Probably the most significant new capability that SVG-edit brings is the ability to actually save and reload your work.  SVG-edit now comes with a source editor [click on editor], which means you can save your SVG files to your hard disk and then copy and paste them back into SVG-edit and continue your work.  You can also fine-tune the source of your drawing if there's something you want to do that isn't yet supported by the editor [add Jeff Schiller to comment and delete -->, show dialog].

Another important addition in 2.3 is the ability to construct arbitrary polygons or connected line segments.  Once the shape is complete, click on the first point to close the shape or any other point if you want to leave it open.  Polys can be dragged and resized just like any other shape.  Click the shape again to edit the position of the points. [draw an arrow and position the points]

Rotation is now supported on shapes.  There are a variety of ways to do this:  by drag-rotating the handle, by holding shift and pressing the left/right arrow keys or by adjusting the spinner control at the top. [rotate the arrow]

The final major feature in SVG-edit 2.3 is the ability to pick linear gradients as fill/stroke paints instead of just solid colors.  The color picker now has two tabs, one for solid colors and one for gradients.  You choose the position of the begin and end stops and the color/opacity of each stop. [set fill on the black ellipse to a vert gradient from white to transparent]

There are also several minor features worthy of note:

Elements can now be copy-pasted using the Clone Tool.  Select any number of elements and click Clone (or press C) to get the copied elements.
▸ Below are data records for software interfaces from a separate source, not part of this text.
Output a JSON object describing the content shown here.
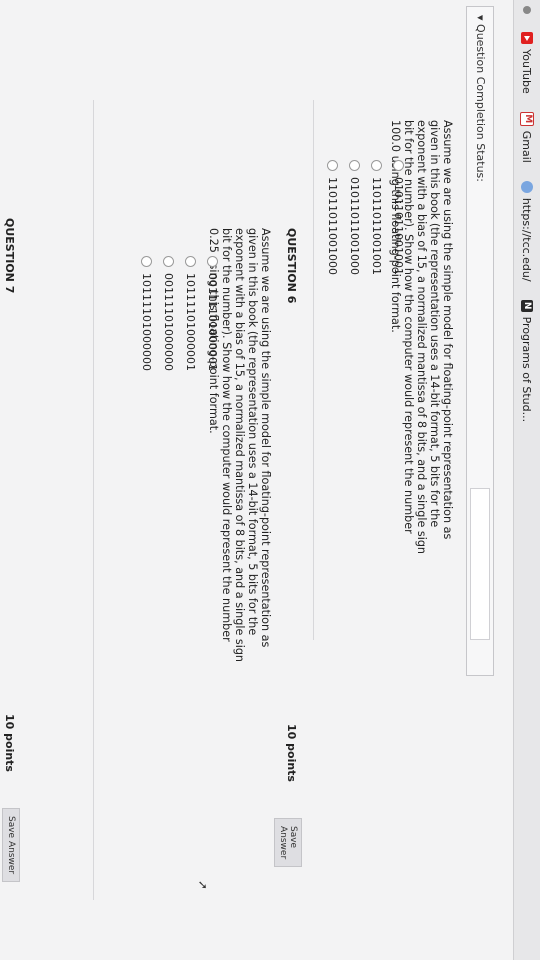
{
  "bookmarks": [
    {
      "label": "YouTube"
    },
    {
      "label": "Gmail"
    },
    {
      "label": "https://tcc.edu/"
    },
    {
      "label": "Programs of Stud..."
    }
  ],
  "status": {
    "label": "Question Completion Status:"
  },
  "question5": {
    "text": "Assume we are using the simple model for floating-point representation as given in this book (the representation uses a 14-bit format, 5 bits for the exponent with a bias of 15, a normalized mantissa of 8 bits, and a single sign bit for the number). Show how the computer would represent the number 100.0 using this floating-point format.",
    "options": [
      "01011011001001",
      "11011011001001",
      "01011011001000",
      "11011011001000"
    ]
  },
  "question6": {
    "title": "QUESTION 6",
    "points": "10 points",
    "save_label": "Save Answer",
    "text": "Assume we are using the simple model for floating-point representation as given in this book (the representation uses a 14-bit format, 5 bits for the exponent with a bias of 15, a normalized mantissa of 8 bits, and a single sign bit for the number). Show how the computer would represent the number 0.25 using this floating-point format.",
    "options": [
      "00111101000001",
      "10111101000001",
      "00111101000000",
      "10111101000000"
    ]
  },
  "question7": {
    "title": "QUESTION 7",
    "points": "10 points",
    "save_label": "Save Answer"
  }
}
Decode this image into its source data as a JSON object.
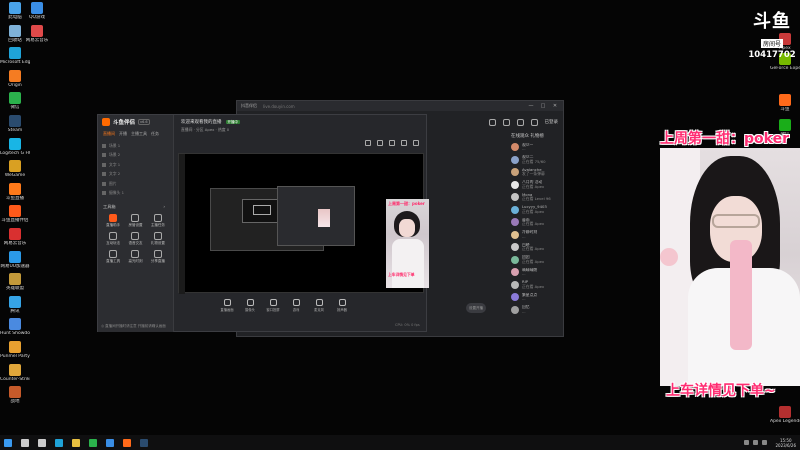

If you want fine-grained element navigation, you can use the keyboard shortcuts Shift-O and Shift-P to cycle forward or backward through elements on the canvas.

Compared to desktop vector graphics editors, SVG-edit still has a long ways to go, but already pretty sophisticated artwork can be achieved [open mickey.svg].  It's also important to remember that SVG-edit runs directly in the browser, with no plugins required.  This means zero install hassle for users.  You don't even need a bleeding edge browser, any SVG-capable browser released for the last few years will just work.

Thanks for watching.